***** RECORDS TO USE *****

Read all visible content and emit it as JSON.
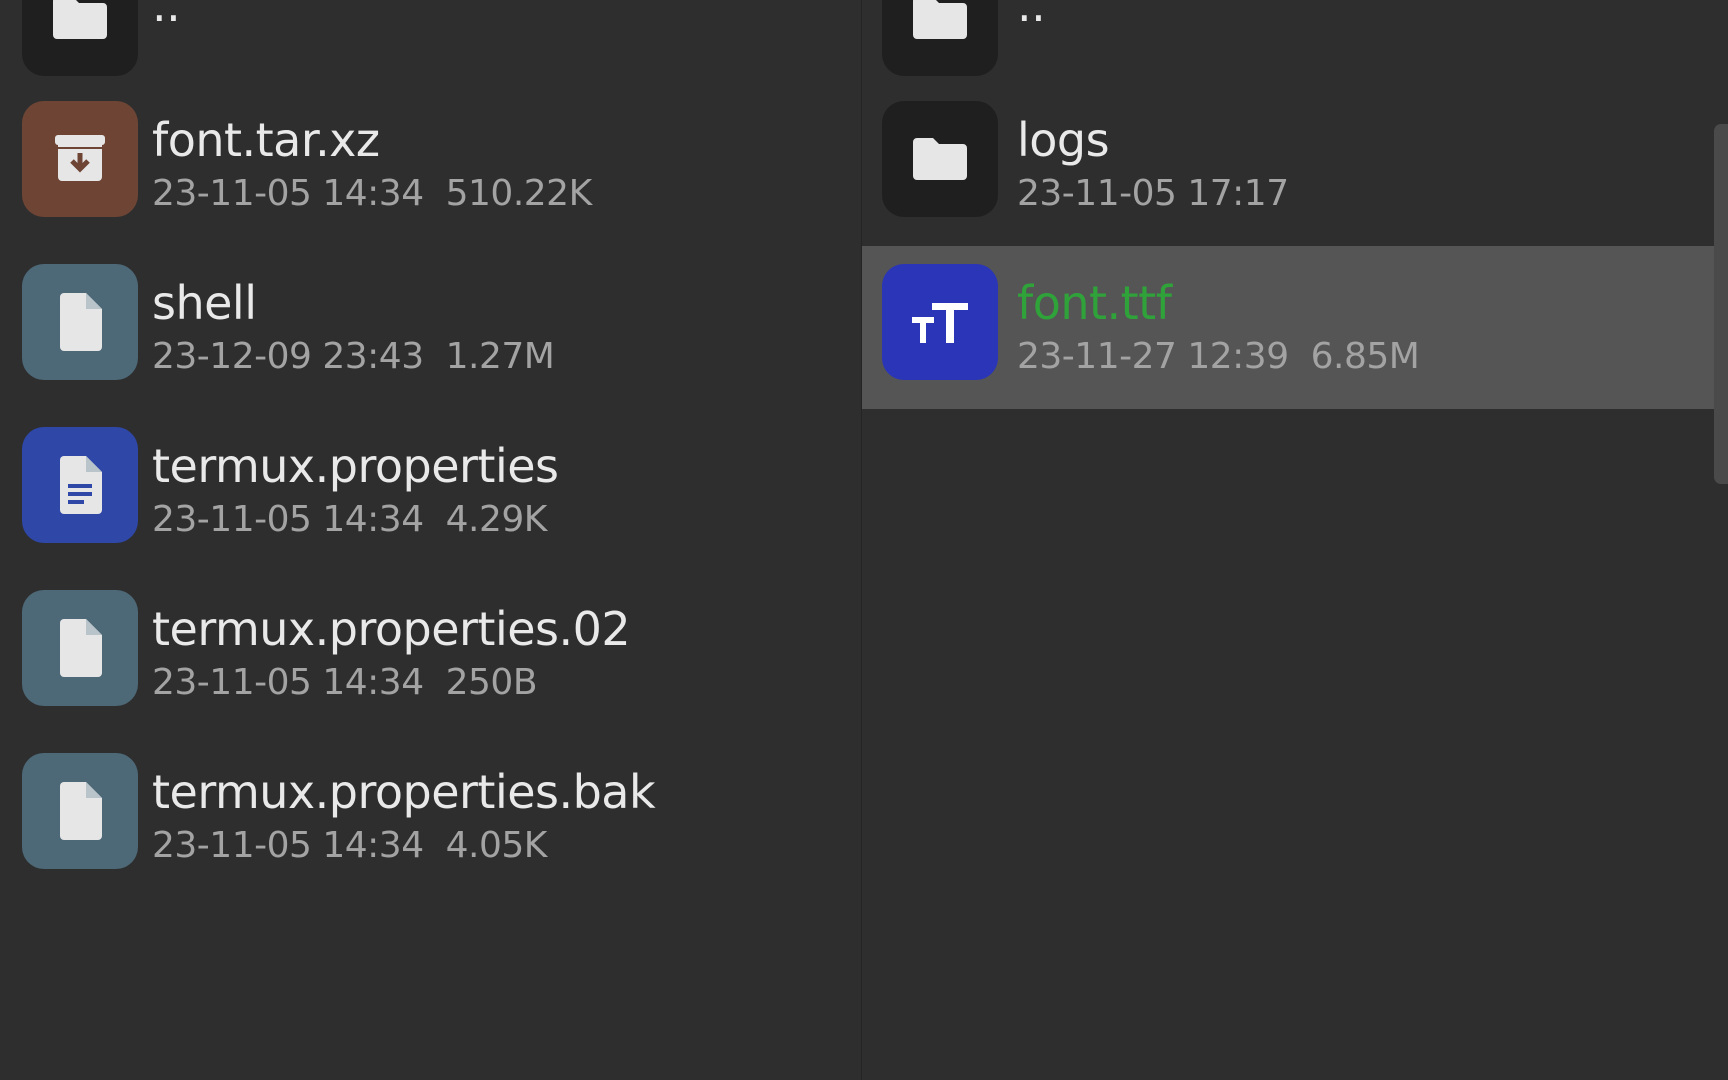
{
  "left_pane": {
    "parent": {
      "name": "..",
      "icon": "folder-icon",
      "color": "#1f1f1f"
    },
    "items": [
      {
        "name": "font.tar.xz",
        "date": "23-11-05 14:34",
        "size": "510.22K",
        "icon": "archive-icon",
        "color": "#6e4535"
      },
      {
        "name": "shell",
        "date": "23-12-09 23:43",
        "size": "1.27M",
        "icon": "file-icon",
        "color": "#4d6877"
      },
      {
        "name": "termux.properties",
        "date": "23-11-05 14:34",
        "size": "4.29K",
        "icon": "text-file-icon",
        "color": "#2f47a6"
      },
      {
        "name": "termux.properties.02",
        "date": "23-11-05 14:34",
        "size": "250B",
        "icon": "file-icon",
        "color": "#4d6877"
      },
      {
        "name": "termux.properties.bak",
        "date": "23-11-05 14:34",
        "size": "4.05K",
        "icon": "file-icon",
        "color": "#4d6877"
      }
    ]
  },
  "right_pane": {
    "parent": {
      "name": "..",
      "icon": "folder-icon",
      "color": "#1f1f1f"
    },
    "items": [
      {
        "name": "logs",
        "date": "23-11-05 17:17",
        "size": "",
        "icon": "folder-icon",
        "color": "#1f1f1f"
      },
      {
        "name": "font.ttf",
        "date": "23-11-27 12:39",
        "size": "6.85M",
        "icon": "font-icon",
        "color": "#2a35b8",
        "selected": true,
        "name_color": "#2fa33a"
      }
    ]
  }
}
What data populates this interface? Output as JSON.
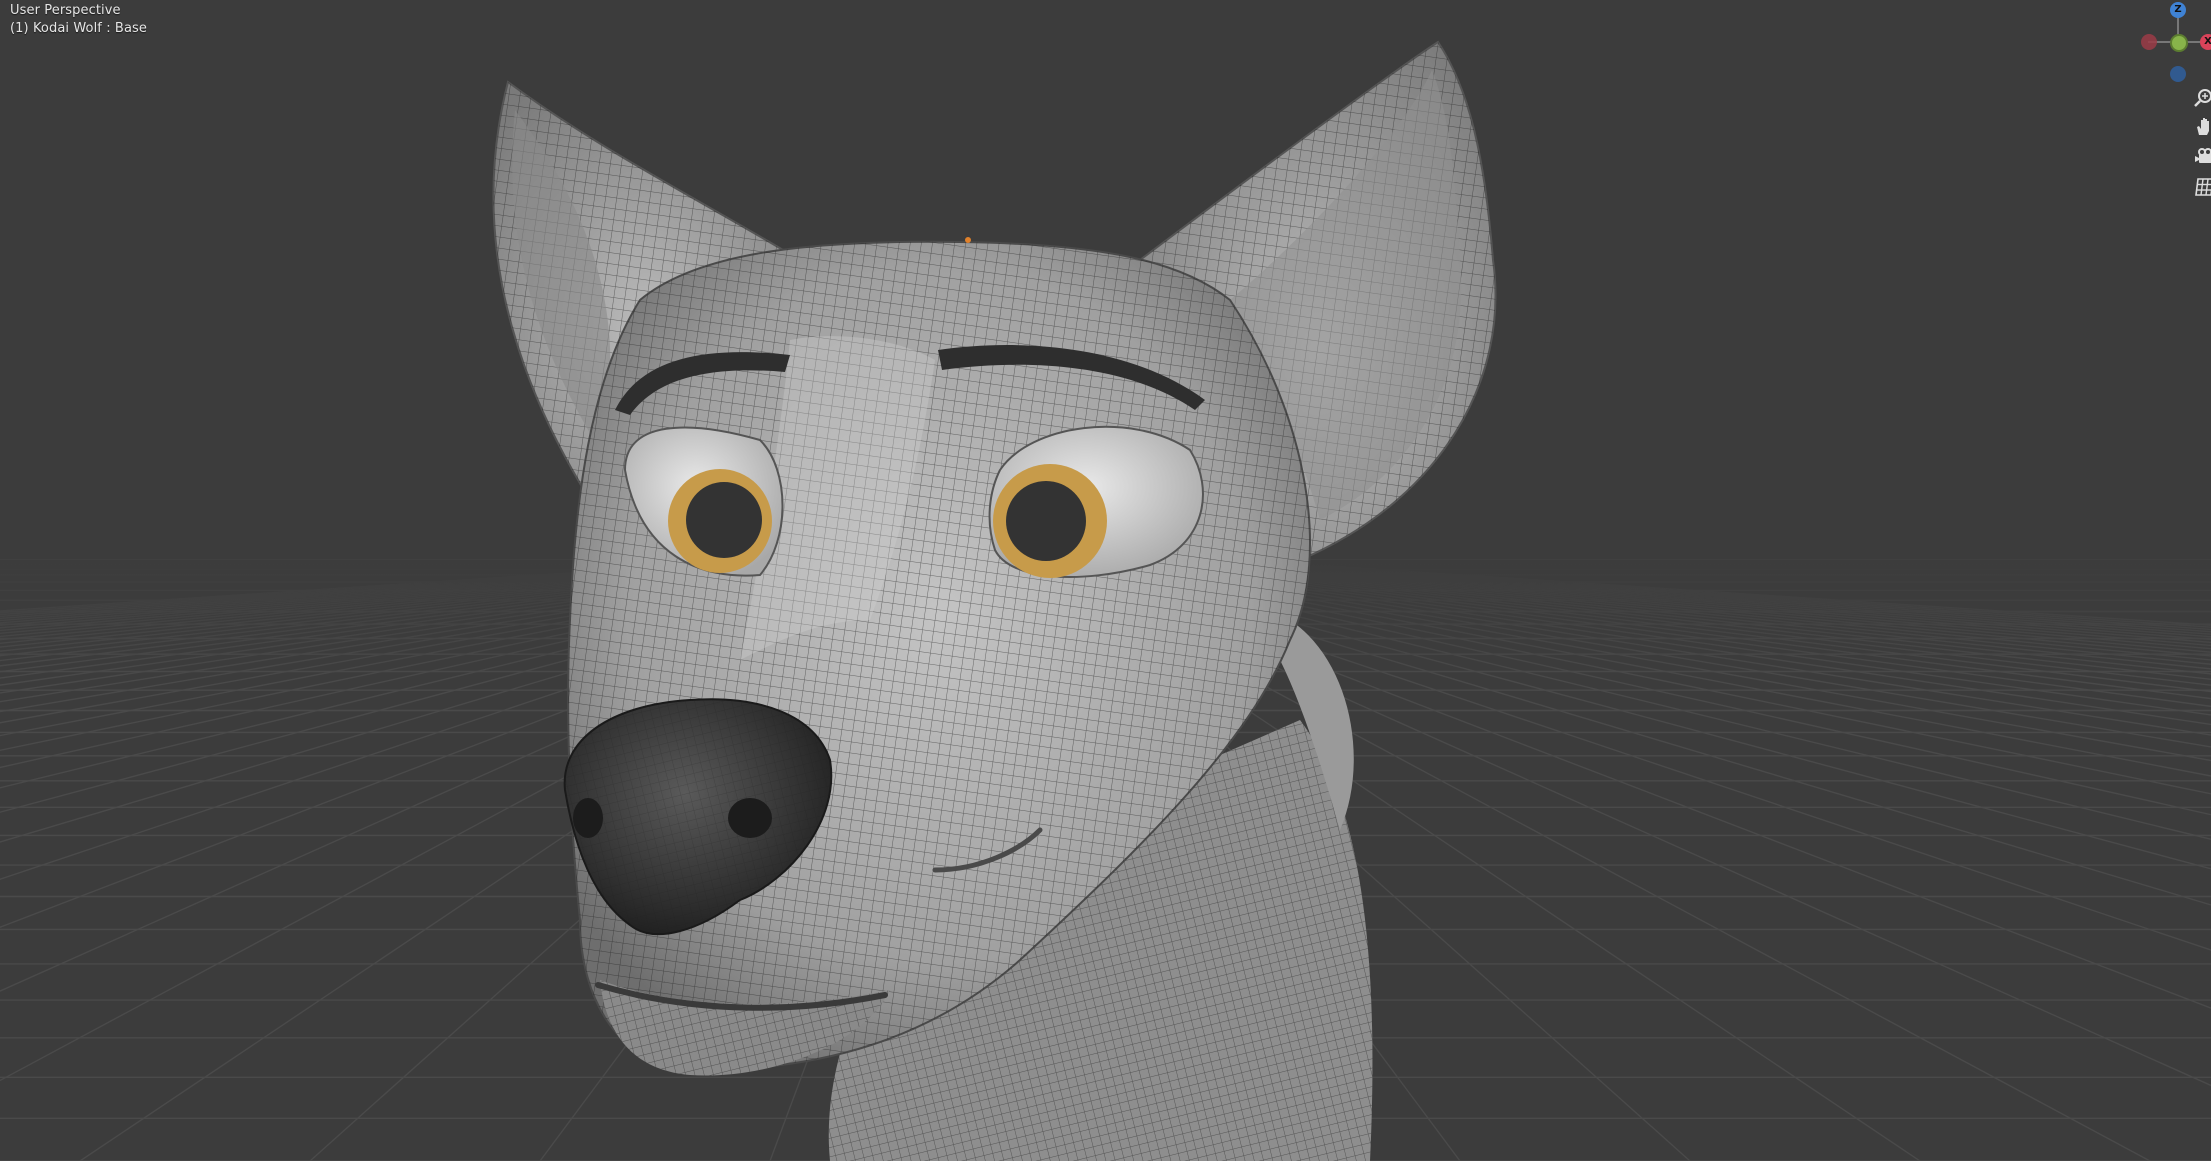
{
  "viewport": {
    "view_name": "User Perspective",
    "object_prefix": "(1)",
    "object_label": "Kodai Wolf : Base"
  },
  "gizmo": {
    "z_label": "Z",
    "x_label": "X",
    "colors": {
      "x": "#d9435a",
      "y": "#88b44a",
      "z": "#3f82d4"
    }
  },
  "nav_tools": {
    "zoom_icon": "zoom-icon",
    "pan_icon": "hand-icon",
    "camera_icon": "camera-icon",
    "grid_icon": "grid-icon"
  },
  "colors": {
    "background": "#3c3c3c",
    "grid_line": "#474747",
    "mesh": "#a9a9a9",
    "iris": "#c79b4a",
    "pupil": "#333333",
    "nose": "#2e2e2e",
    "origin_dot": "#e0812b"
  }
}
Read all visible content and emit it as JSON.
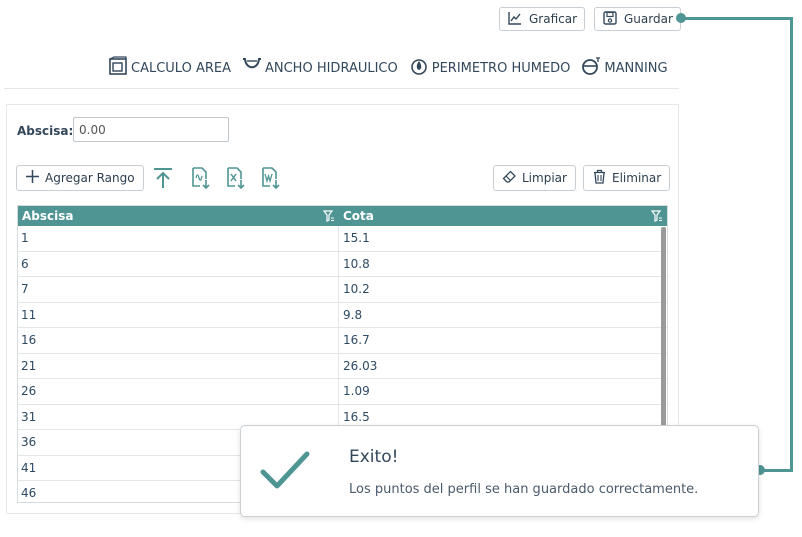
{
  "header": {
    "graficar_label": "Graficar",
    "guardar_label": "Guardar"
  },
  "nav": {
    "items": [
      {
        "label": "CALCULO AREA",
        "icon": "area-icon"
      },
      {
        "label": "ANCHO HIDRAULICO",
        "icon": "channel-icon"
      },
      {
        "label": "PERIMETRO HUMEDO",
        "icon": "water-drop-icon"
      },
      {
        "label": "MANNING",
        "icon": "manning-icon"
      }
    ]
  },
  "form": {
    "abscisa_label": "Abscisa:",
    "abscisa_value": "0.00"
  },
  "toolbar": {
    "agregar_rango_label": "Agregar Rango",
    "limpiar_label": "Limpiar",
    "eliminar_label": "Eliminar"
  },
  "table": {
    "columns": [
      "Abscisa",
      "Cota"
    ],
    "rows": [
      [
        "1",
        "15.1"
      ],
      [
        "6",
        "10.8"
      ],
      [
        "7",
        "10.2"
      ],
      [
        "11",
        "9.8"
      ],
      [
        "16",
        "16.7"
      ],
      [
        "21",
        "26.03"
      ],
      [
        "26",
        "1.09"
      ],
      [
        "31",
        "16.5"
      ],
      [
        "36",
        ""
      ],
      [
        "41",
        ""
      ],
      [
        "46",
        ""
      ]
    ]
  },
  "toast": {
    "title": "Exito!",
    "message": "Los puntos del perfil se han guardado correctamente."
  },
  "colors": {
    "accent": "#4f9594",
    "text": "#2e3e4e"
  }
}
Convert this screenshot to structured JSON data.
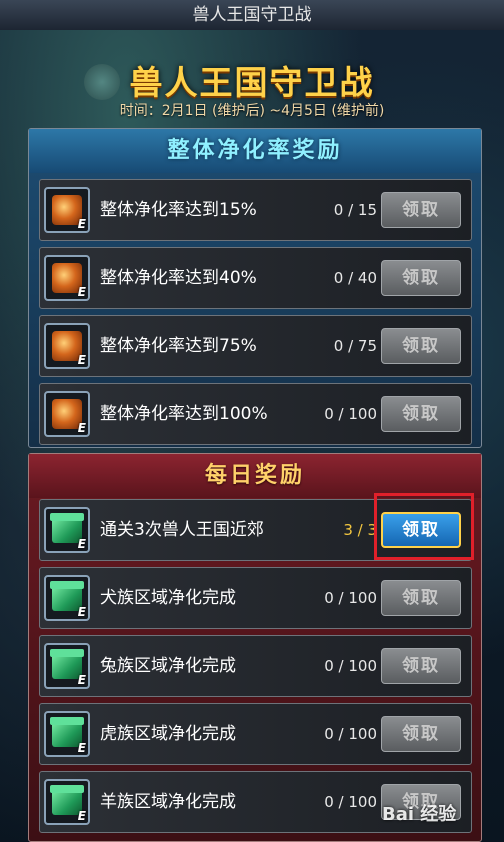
{
  "window": {
    "title": "兽人王国守卫战"
  },
  "banner": {
    "title": "兽人王国守卫战",
    "subtitle": "时间：2月1日 (维护后) ~4月5日 (维护前)"
  },
  "purify_section": {
    "title": "整体净化率奖励",
    "rows": [
      {
        "label": "整体净化率达到15%",
        "progress": "0 / 15",
        "button": "领取",
        "icon": "chest-icon",
        "badge": "E"
      },
      {
        "label": "整体净化率达到40%",
        "progress": "0 / 40",
        "button": "领取",
        "icon": "chest-icon",
        "badge": "E"
      },
      {
        "label": "整体净化率达到75%",
        "progress": "0 / 75",
        "button": "领取",
        "icon": "chest-icon",
        "badge": "E"
      },
      {
        "label": "整体净化率达到100%",
        "progress": "0 / 100",
        "button": "领取",
        "icon": "chest-icon",
        "badge": "E"
      }
    ]
  },
  "daily_section": {
    "title": "每日奖励",
    "rows": [
      {
        "label": "通关3次兽人王国近郊",
        "progress": "3 / 3",
        "button": "领取",
        "icon": "gift-box-icon",
        "badge": "E"
      },
      {
        "label": "犬族区域净化完成",
        "progress": "0 / 100",
        "button": "领取",
        "icon": "gift-box-icon",
        "badge": "E"
      },
      {
        "label": "兔族区域净化完成",
        "progress": "0 / 100",
        "button": "领取",
        "icon": "gift-box-icon",
        "badge": "E"
      },
      {
        "label": "虎族区域净化完成",
        "progress": "0 / 100",
        "button": "领取",
        "icon": "gift-box-icon",
        "badge": "E"
      },
      {
        "label": "羊族区域净化完成",
        "progress": "0 / 100",
        "button": "领取",
        "icon": "gift-box-icon",
        "badge": "E"
      }
    ]
  },
  "watermark": "Bai 经验",
  "colors": {
    "title_gold": "#ffd24a",
    "section_blue": "#8ff0ff",
    "done_progress": "#f2c640",
    "active_button": "#1f7cd0",
    "highlight_box": "#e0202a"
  }
}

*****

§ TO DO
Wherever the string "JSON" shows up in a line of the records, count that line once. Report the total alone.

§ RESPONSE AREA
4